LONDON: The Premier League has become the world’s richest league based on its staggering global appeal, with millions tuning in to watch the best talent from around the globe week by week.
But a change of rules as a result of Brexit means English clubs will not have the same freedom to hoover up the best of European football’s young players.
From Jan 1, a points-based system will be in place, meaning players from the European Union will now need to gain a Governing Body Endorsement (GBE), subjecting them to the same criteria as other overseas players.
Points will be awarded on the basis of the number of international appearances made, as well as club appearances in domestic and continental competitions and the standard of the club and league the player is coming from.

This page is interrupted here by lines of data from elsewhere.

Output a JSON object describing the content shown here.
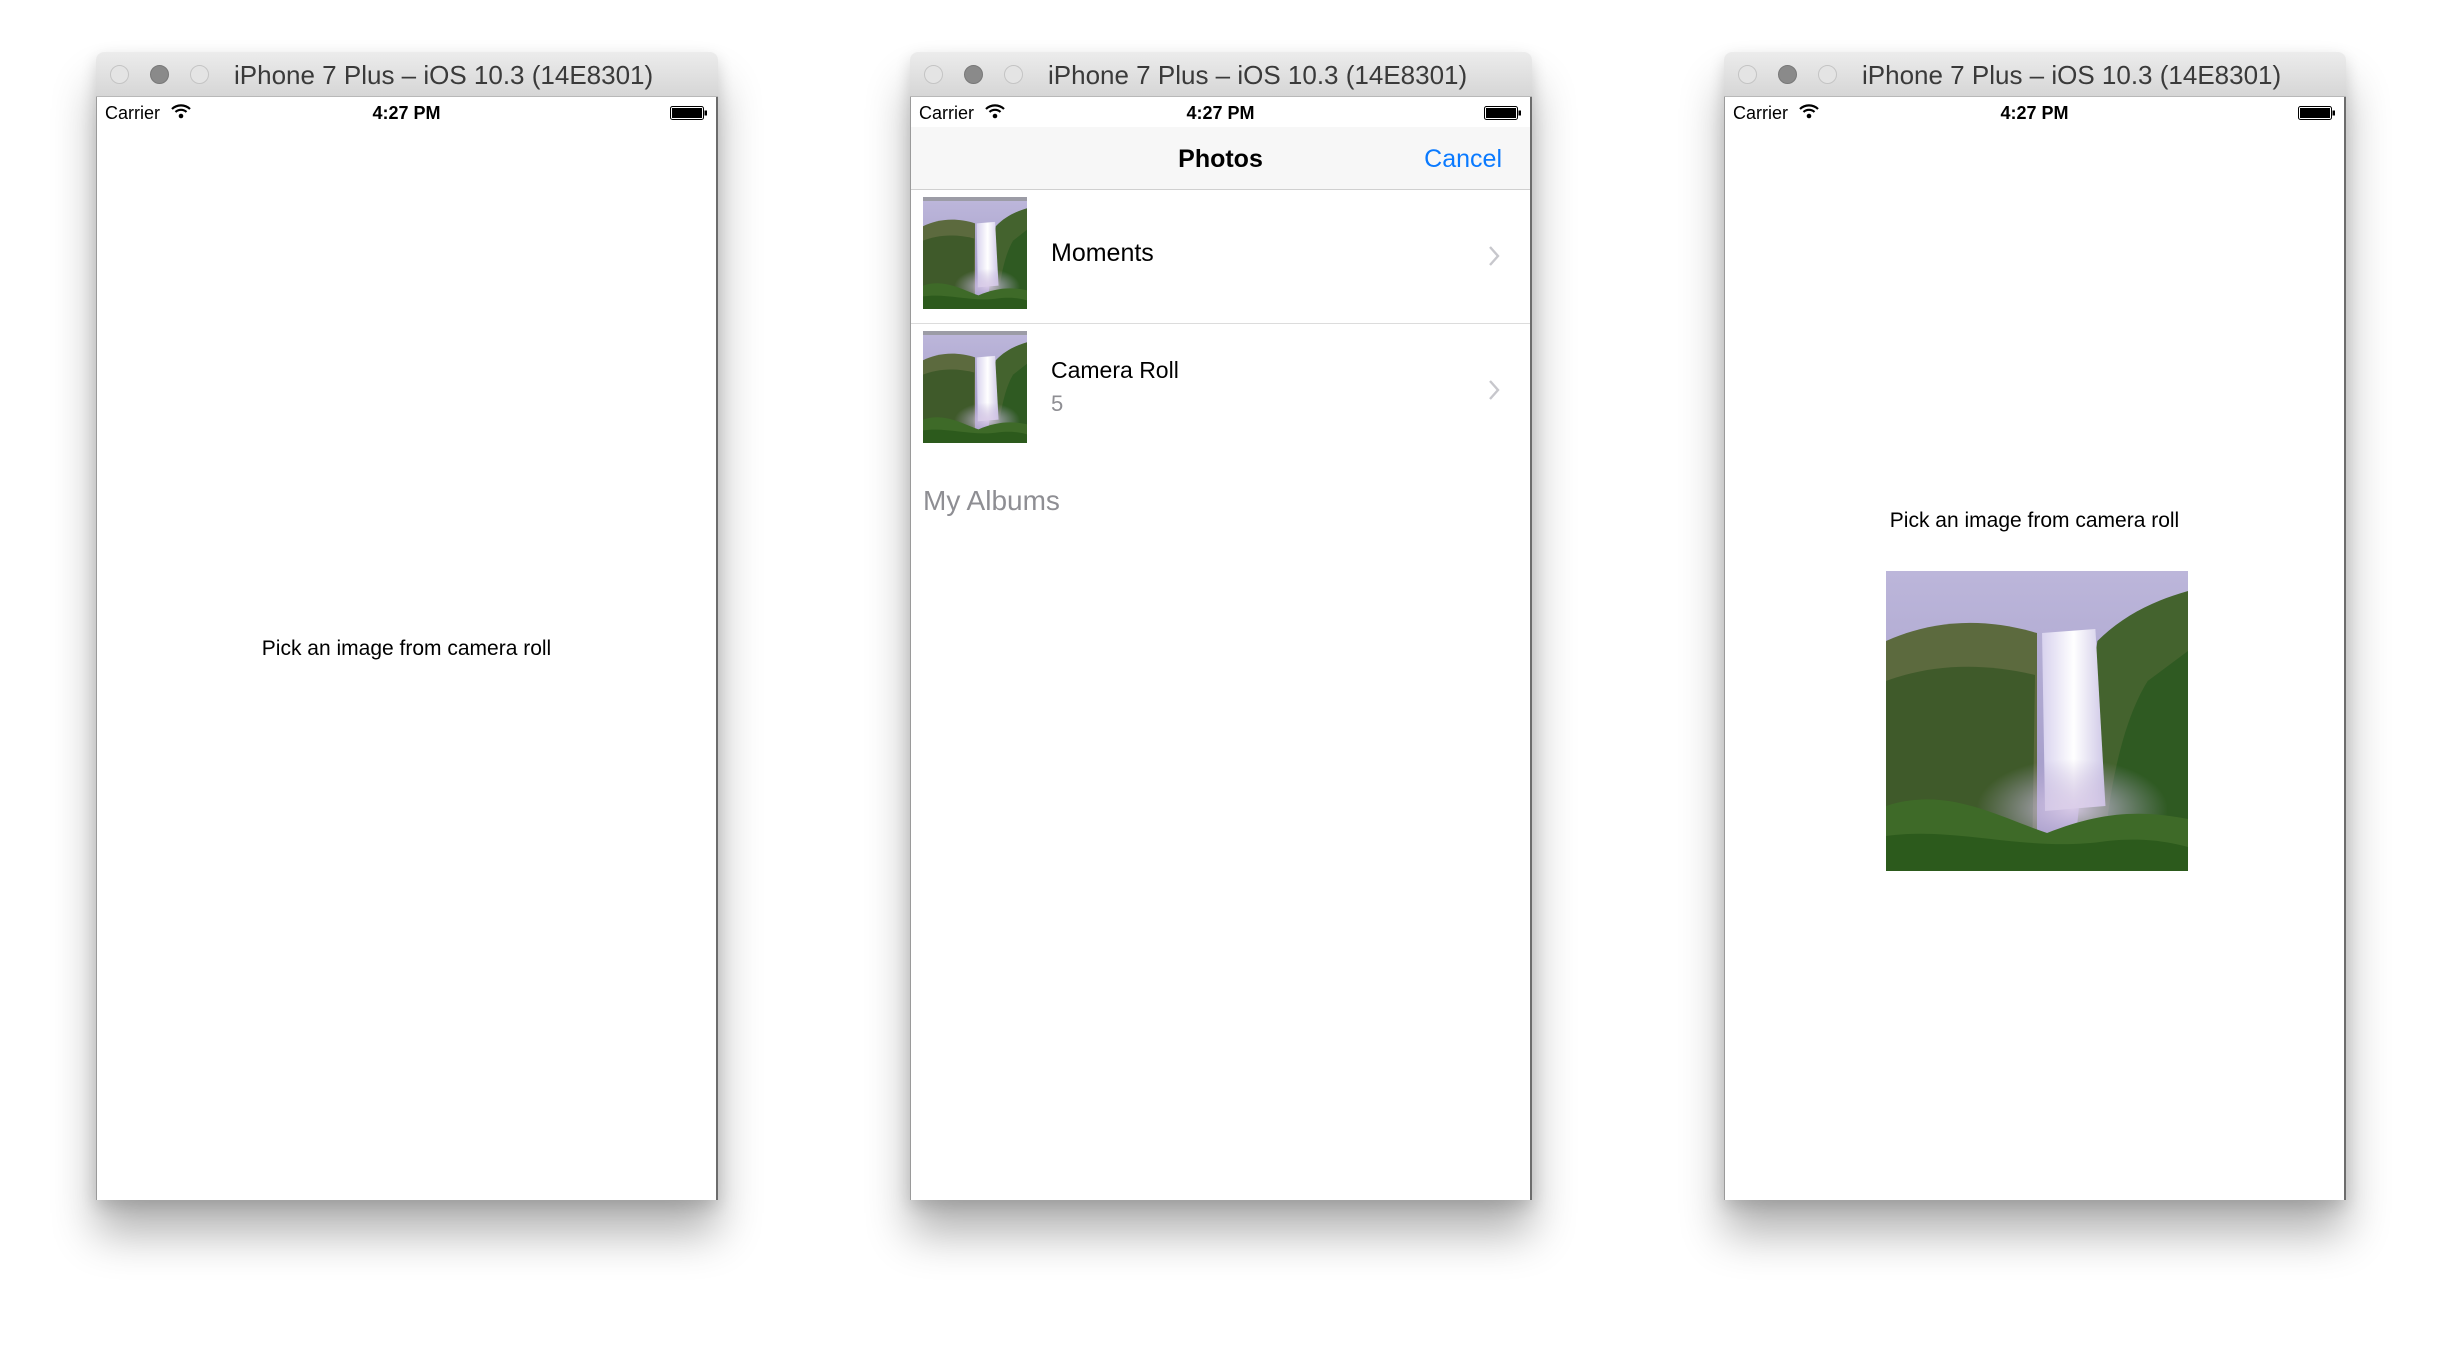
{
  "windows": [
    {
      "title": "iPhone 7 Plus – iOS 10.3 (14E8301)",
      "status": {
        "carrier": "Carrier",
        "time": "4:27 PM"
      },
      "label": "Pick an image from camera roll"
    },
    {
      "title": "iPhone 7 Plus – iOS 10.3 (14E8301)",
      "status": {
        "carrier": "Carrier",
        "time": "4:27 PM"
      },
      "nav": {
        "title": "Photos",
        "cancel": "Cancel"
      },
      "albums": [
        {
          "name": "Moments"
        },
        {
          "name": "Camera Roll",
          "count": "5"
        }
      ],
      "section_header": "My Albums"
    },
    {
      "title": "iPhone 7 Plus – iOS 10.3 (14E8301)",
      "status": {
        "carrier": "Carrier",
        "time": "4:27 PM"
      },
      "label": "Pick an image from camera roll"
    }
  ],
  "colors": {
    "accent": "#0a7aff",
    "secondary_text": "#8e8e93"
  }
}
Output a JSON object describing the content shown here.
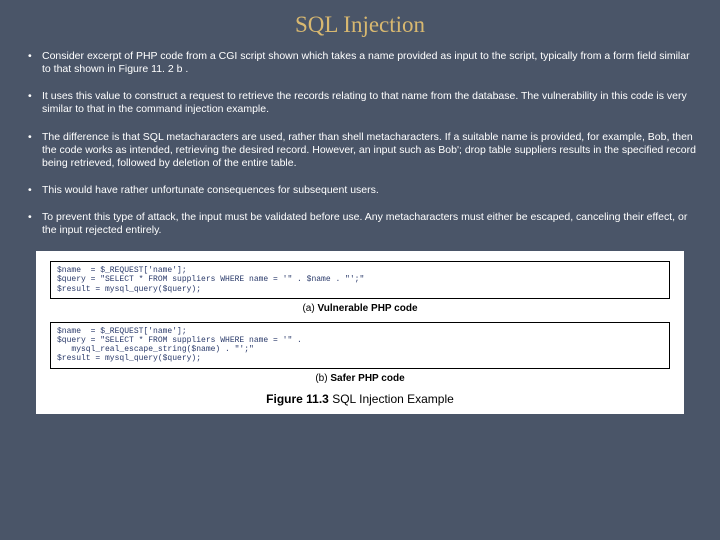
{
  "title": "SQL Injection",
  "bullets": [
    "Consider excerpt of PHP code from a CGI script shown which takes a name provided as input to the script, typically from a form field similar to that shown in Figure 11. 2 b .",
    "It uses this value to construct a request to retrieve the records relating to that name from the database. The vulnerability in this code is very similar to that in the command injection example.",
    "The difference is that SQL metacharacters are used, rather than shell metacharacters. If a suitable name is provided, for example, Bob, then the code works as intended, retrieving the desired record. However, an input such as Bob'; drop table suppliers results in the specified record being retrieved, followed by deletion of the entire table.",
    "This would have rather unfortunate consequences for subsequent users.",
    "To prevent this type of attack, the input must be validated before use. Any metacharacters must either be escaped, canceling their effect, or the input rejected entirely."
  ],
  "code_a": "$name  = $_REQUEST['name'];\n$query = \"SELECT * FROM suppliers WHERE name = '\" . $name . \"';\"\n$result = mysql_query($query);",
  "caption_a_prefix": "(a)",
  "caption_a_text": "Vulnerable PHP code",
  "code_b": "$name  = $_REQUEST['name'];\n$query = \"SELECT * FROM suppliers WHERE name = '\" .\n   mysql_real_escape_string($name) . \"';\"\n$result = mysql_query($query);",
  "caption_b_prefix": "(b)",
  "caption_b_text": "Safer PHP code",
  "figure_label": "Figure 11.3",
  "figure_title": "SQL Injection Example"
}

Getting a GBE will not be a problem for the vast majority of the Premier League’s big-money arrivals but the changes will have a bigger effect on the recruitment of youth players and further down the football pyramid.
Premier League chief executive Richard Masters sounded confident earlier this month when the English top-flight, the Football Association and the English Football League announced post-Brexit arrangements.
“Continuing to be able to recruit the best players will see the Premier League remain competitive and compelling and the solution will complement our player development philosophy of the best foreign talent alongside the best homegrown players,” he said.
The same rules will also apply to managers and coaches based on the level at which they have previously worked.
For example, under the new criteria, Manchester United manager Ole Gunnar Solskjaer would not have been granted a GBE, having spent most of his coaching career in Norway.
However, players and coaches who do not automatically qualify for a work permit can appeal to a panel of experts for an exemption.
As with much surrounding Brexit, however, the rules will be constantly reviewed.
NO NEW FABREGAS OR POGBA
Britain’s withdrawal from the EU means Premier League clubs will no longer benefit from an exception to world governing body FIFA’s rules on the signing of minors.
FIFA bans all overseas transfers for under-18s but makes an exception for movement within the European Economic Area. That allowed Cesc Fabregas and Paul Pogba to move to England as 16-year-olds in the past, but this will now no longer be possible.
One way of getting around the new rules is for British-based clubs to have a link to a feeder or associate club in Europe.
Manchester City’s network of clubs under the City Football Group (CFG) umbrella is the most high-profile example. CFG has stakes in lower-league sides in Spain, France and Belgium.
Leicester’s owners King Power own Belgian club Leuven while Sheffield United’s Saudi chief, Prince Abdullah, has an ownership stake in Belgian side Beerschot and is closing in on French Ligue 2 side Chateauroux.
These clubs could be used to “park” young EU players until they turn 18 and also help build up the requisite number of appearances to obtain a GBE.
BOOST FOR BRITISH PLAYERS
The Football Association’s key objective in coming to an agreement with the Premier League and English Football League was to create more opportunities for young British players.
The number of overseas under-21 players Premier League clubs can sign will be restricted to three in the upcoming January transfer window and thereafter be capped at six per season.
Speaking about the overall agreement, the FA’s CEO Mark Bullingham said: “Despite having different starting perspectives on how Brexit should impact football, this is another example of how the football authorities can work effectively together for the greater good of the game.”
He added: “We will also discuss improvements to the player pathway for the mutual benefit of football clubs and homegrown talent in this country.”
The limits on signing young players from overseas will have a particular impact on EFL and Scottish league clubs, where a far higher degree of imports from Europe will not meet the criteria for a GBE.
Celtic manager Neil Lennon said he thought the rules would make a clear difference.
“We’re probably looking at the British market more than anything else (for new players),” he said. “I think it’s going to be difficult after the end of the year to get players in from the continent.”